This sequel to The Sea of Trolls (Atheneum/S & S, 2004/VOYA October 2004) lives up to the expectations set by the first novel. This Newbery Honor author delivers an exciting blend of Norse and Celtic mythology and early Christianity to create a fascinating world in which thirteen-year-old Jack must learn to control his magical powers. Jack is a bard's apprentice who is slowly improving his skills. His younger and bratty sister is stolen by otherworldly creatures (again), but this time she does not want to come home. Lucy is part elf, which explains her selfishness, but Jack's search for her develops into a quest. Thorgil returns in this novel, and her Northwoman fighting skills help the traveling assemblage. Pega, an ugly servant girl, has a beautiful singing voice that awakens the ancient yarthkins and causes the hobgoblin king to fall in love with her. Jack's friends travel from world to world, meeting all kinds of goblins, kelpies, elves, Picts, and more. In this middle book of a trilogy, the ending is slightly disappointing because readers must wait two years to discover what happens to Jack and his friends. But this fantasy is truly remarkable with the blending of the myths and ancient Christian tales. Farmer has an eight-page appendix describing the religion of the time period and Pictish symbols, along with a three page bibliography. The third book in the Islands of the Blessed trilogy should be published in 2009.

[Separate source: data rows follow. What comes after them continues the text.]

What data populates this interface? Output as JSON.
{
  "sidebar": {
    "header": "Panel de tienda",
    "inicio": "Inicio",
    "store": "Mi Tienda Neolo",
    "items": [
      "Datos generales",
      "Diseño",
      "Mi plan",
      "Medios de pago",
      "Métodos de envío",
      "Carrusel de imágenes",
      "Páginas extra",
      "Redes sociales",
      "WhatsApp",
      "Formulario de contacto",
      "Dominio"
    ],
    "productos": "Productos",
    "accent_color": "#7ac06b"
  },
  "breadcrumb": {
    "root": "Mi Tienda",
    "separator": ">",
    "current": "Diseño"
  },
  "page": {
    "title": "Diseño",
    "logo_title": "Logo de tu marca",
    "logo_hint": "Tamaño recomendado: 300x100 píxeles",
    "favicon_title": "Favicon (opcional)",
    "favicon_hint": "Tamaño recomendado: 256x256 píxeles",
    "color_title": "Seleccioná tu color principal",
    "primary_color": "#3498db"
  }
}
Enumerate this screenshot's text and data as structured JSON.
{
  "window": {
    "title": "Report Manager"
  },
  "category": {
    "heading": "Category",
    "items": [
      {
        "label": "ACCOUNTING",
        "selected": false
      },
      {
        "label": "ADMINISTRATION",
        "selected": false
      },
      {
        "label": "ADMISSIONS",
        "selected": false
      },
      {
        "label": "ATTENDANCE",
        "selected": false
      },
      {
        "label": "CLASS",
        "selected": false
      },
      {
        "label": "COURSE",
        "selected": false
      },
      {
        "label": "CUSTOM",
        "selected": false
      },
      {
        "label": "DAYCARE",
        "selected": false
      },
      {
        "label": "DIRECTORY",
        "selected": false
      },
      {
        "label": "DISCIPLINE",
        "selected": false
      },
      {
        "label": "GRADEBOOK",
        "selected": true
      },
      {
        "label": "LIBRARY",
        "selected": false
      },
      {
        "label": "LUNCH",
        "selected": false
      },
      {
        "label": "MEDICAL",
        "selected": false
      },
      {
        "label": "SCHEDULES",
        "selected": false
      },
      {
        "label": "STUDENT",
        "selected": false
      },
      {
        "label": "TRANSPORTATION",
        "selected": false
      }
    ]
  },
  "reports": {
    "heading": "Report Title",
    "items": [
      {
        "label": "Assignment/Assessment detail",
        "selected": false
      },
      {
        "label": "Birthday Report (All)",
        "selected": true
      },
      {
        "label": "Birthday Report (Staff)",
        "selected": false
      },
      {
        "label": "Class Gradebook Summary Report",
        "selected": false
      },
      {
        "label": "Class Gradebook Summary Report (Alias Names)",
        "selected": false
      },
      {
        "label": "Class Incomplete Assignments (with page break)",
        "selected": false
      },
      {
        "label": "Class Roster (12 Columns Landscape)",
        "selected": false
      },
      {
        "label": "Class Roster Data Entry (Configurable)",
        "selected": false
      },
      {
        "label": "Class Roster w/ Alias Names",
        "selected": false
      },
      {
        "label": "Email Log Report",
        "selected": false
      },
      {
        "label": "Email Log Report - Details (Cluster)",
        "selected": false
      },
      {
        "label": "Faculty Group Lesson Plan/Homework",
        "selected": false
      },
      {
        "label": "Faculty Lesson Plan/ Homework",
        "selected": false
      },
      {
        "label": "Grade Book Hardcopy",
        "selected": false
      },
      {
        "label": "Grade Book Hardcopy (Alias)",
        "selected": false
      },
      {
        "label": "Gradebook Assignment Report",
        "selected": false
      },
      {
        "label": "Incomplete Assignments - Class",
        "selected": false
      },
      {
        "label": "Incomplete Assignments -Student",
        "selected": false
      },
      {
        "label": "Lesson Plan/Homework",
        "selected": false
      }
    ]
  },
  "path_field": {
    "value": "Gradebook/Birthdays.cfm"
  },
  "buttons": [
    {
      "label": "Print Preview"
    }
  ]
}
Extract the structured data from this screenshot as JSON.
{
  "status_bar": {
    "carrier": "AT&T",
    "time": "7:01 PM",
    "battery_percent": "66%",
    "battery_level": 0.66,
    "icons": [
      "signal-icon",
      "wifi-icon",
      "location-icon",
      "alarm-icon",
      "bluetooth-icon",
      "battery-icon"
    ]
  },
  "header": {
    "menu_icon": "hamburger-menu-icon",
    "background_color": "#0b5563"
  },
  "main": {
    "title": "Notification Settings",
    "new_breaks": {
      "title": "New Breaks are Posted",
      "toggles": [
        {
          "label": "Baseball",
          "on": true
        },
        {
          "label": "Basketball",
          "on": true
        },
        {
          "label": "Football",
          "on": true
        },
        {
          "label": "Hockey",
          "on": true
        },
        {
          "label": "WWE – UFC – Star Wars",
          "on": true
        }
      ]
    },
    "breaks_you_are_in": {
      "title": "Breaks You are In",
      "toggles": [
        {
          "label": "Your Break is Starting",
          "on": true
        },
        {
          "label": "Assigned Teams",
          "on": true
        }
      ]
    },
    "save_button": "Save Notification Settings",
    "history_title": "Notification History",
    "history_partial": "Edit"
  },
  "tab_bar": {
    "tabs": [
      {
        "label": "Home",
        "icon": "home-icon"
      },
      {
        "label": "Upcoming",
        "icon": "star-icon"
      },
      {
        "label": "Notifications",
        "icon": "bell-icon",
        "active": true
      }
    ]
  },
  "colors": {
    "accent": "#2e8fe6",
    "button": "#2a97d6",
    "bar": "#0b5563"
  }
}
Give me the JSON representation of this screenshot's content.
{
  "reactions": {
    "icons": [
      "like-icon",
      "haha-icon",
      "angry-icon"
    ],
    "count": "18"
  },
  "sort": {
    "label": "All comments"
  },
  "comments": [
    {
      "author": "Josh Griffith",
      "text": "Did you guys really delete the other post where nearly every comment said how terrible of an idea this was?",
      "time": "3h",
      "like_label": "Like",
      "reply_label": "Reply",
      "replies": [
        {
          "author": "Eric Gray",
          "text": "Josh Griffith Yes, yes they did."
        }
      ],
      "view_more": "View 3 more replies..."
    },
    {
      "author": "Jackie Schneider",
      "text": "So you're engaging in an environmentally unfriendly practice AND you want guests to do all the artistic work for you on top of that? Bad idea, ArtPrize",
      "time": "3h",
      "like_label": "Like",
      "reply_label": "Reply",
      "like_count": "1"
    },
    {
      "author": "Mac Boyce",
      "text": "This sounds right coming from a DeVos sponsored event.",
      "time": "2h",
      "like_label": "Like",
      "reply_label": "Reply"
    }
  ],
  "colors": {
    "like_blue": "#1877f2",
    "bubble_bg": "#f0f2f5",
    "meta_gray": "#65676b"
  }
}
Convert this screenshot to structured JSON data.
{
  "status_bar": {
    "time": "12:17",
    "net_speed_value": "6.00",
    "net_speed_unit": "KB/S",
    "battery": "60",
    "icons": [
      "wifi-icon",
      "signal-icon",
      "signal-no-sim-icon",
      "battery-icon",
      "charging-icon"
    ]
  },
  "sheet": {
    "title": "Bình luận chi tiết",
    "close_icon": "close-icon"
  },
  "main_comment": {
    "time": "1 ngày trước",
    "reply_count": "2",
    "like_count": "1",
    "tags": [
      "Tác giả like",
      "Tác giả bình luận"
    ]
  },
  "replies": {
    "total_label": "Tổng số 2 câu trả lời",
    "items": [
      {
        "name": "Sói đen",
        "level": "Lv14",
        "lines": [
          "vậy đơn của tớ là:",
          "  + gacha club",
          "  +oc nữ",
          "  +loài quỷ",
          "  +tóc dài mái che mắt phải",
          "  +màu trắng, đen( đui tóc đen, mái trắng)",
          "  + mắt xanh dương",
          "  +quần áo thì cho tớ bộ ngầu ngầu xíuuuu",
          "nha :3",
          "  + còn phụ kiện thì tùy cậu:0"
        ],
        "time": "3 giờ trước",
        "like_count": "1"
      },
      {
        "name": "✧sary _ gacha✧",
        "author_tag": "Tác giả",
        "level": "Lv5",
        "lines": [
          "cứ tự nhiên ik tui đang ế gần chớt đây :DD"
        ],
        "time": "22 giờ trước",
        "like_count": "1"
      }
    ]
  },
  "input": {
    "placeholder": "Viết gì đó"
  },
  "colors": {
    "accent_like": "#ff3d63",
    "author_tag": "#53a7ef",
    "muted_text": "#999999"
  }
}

In this entrancing if lengthy sequel, Jack, now 13 and a bard-in-training, is forced to head out to rescue his little sister Lucy once more when she is kidnapped by the Lady of the Lake. The setting is Britain in 790 AD, and the old gods uneasily co-exist with newer Christian beliefs. Elves are really fallen angels, we learn, and Lucy is happy living in their glamorous world of illusions. Accompanying Jack on his quest to find Lucy and restore water to the fortress of Din Guardi are Pega, a village slave girl whom he frees; the Norse warrior maiden Thorgil, whom he rescues from a burial in moss; and a silver-tongued slave named Brutus, who turns out to be a descendent of Lancelot. They are trapped in the Land of the Silver Apples, where time doesn't pass. Their Tolkienesque adventures, filled with magic, danger, and humor, will appeal to all fantasy fans who enjoyed the acclaimed first book. An appendix gives background on religion at that time, and on St. Filian's Well, Din Guardi, and Pictish symbols, which decorate each chapter heading. The conclusion to Jack's tale, The Islands of the Blessed, will be published in 2009.
In this sequel to The Sea of Trolls (2004), Jack discovers his sister Lucy is a changeling, and he is off on a quest to find his real sister and bring her home. With the help of the Bard and Pega, the slave girl he has freed, Jack goes to St. Filian's Well, accidentally causes an earthquake and ends up in the Land of the Silver Apples, where elves rule and time stands still. As the middle volume of a planned trilogy set in eighth-century Britain, this takes its shape from the whole: It can stand on its own, but it mostly enlarges the world of the first volume. It's not the quest itself that's memorable, but the majestic sweep of Farmer's storytelling, from the story of Lucifer and the battle of the angels to the Man in the Moon, the goddess Hel and any number of hobgoblins, yarthkins, knuckers and kelpies. Jack, Pega and Thorgil prove strong and capable in ways they themselves never suspected, and readers will look forward to the final installment. (appendix, sources) (Fiction. 10-14)
"Jack, Pega, and Thorgil prove strong and capable in ways they themselves never suspected, and readers will look forward to the final installment." Kirkus Reviews, Starred Review